BURT WOLF: To help, the Belvedere will organize a team rope climb from the roof. We considered it, but decided we could achieve almost the same results by sharing the fondue. And the place we shared it was the Restaurant Gentiana. It's small and informal, and the food is excellent. They have a selection of different fondues but we thought a cooperative team sense would best be engendered by the classic cheese.
The Swiss have a great respect for the classic and traditional aspects of their culture, and spend a great deal of time and effort preserving them. A perfect example is the Swiss National Park. For centuries, the mountain ranges of Graubuenden were subject to constant mining, deforestation, over grazing, and over hunting.

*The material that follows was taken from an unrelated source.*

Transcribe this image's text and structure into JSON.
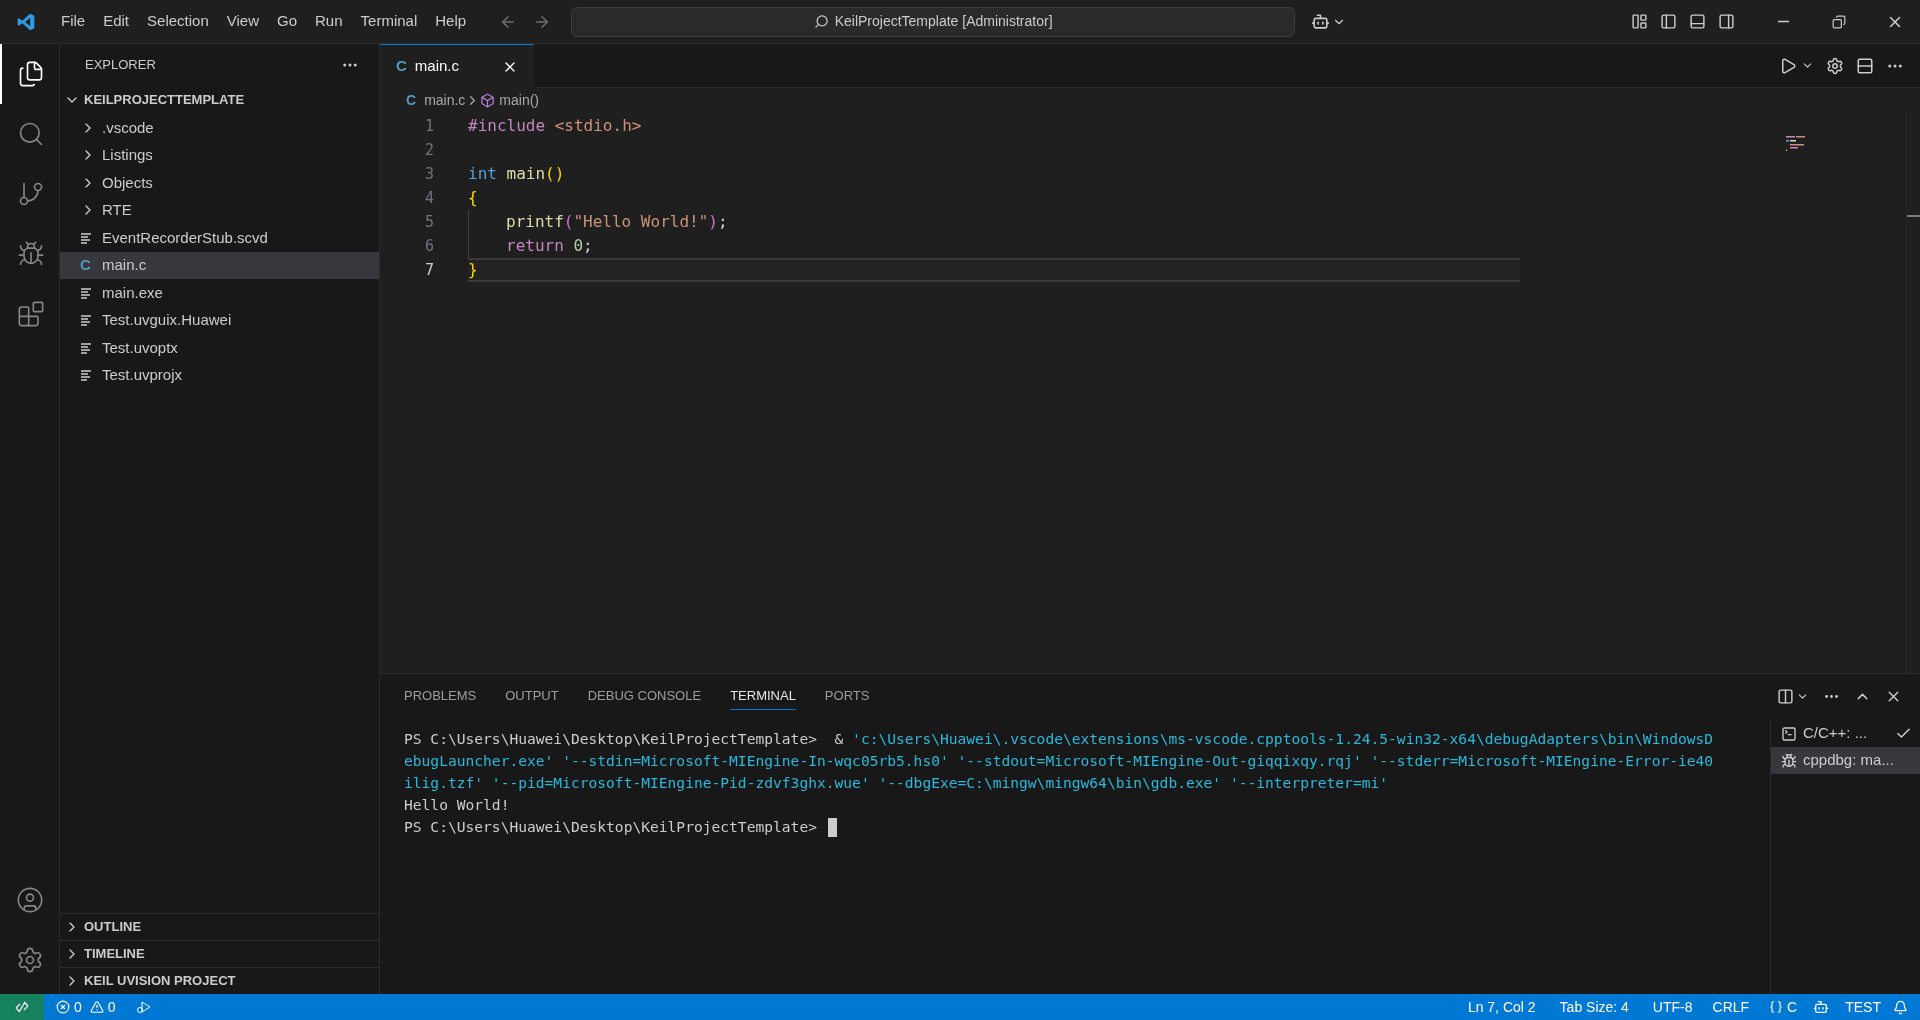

In 1914, the Swiss federal government established the Swiss National Park, to put an end to those abuses, and to save the land for future generations.
The park's founding fathers were mostly scientists, who wanted the area to run its natural course and to study its evolution. Today its 65 square miles are tightly controlled and protected. Twenty-three lakes, rare plants and animals, and untouched forests offer visitors a look at Switzerland's most natural natural beauty.
BURT WOLF ON CAMERA: That's a look at Graubuenden, Switzerland. I hope you've enjoyed it. And I hope you will join us next time, on TRAVELS & TRADITIONS. I'm Burt Wolf.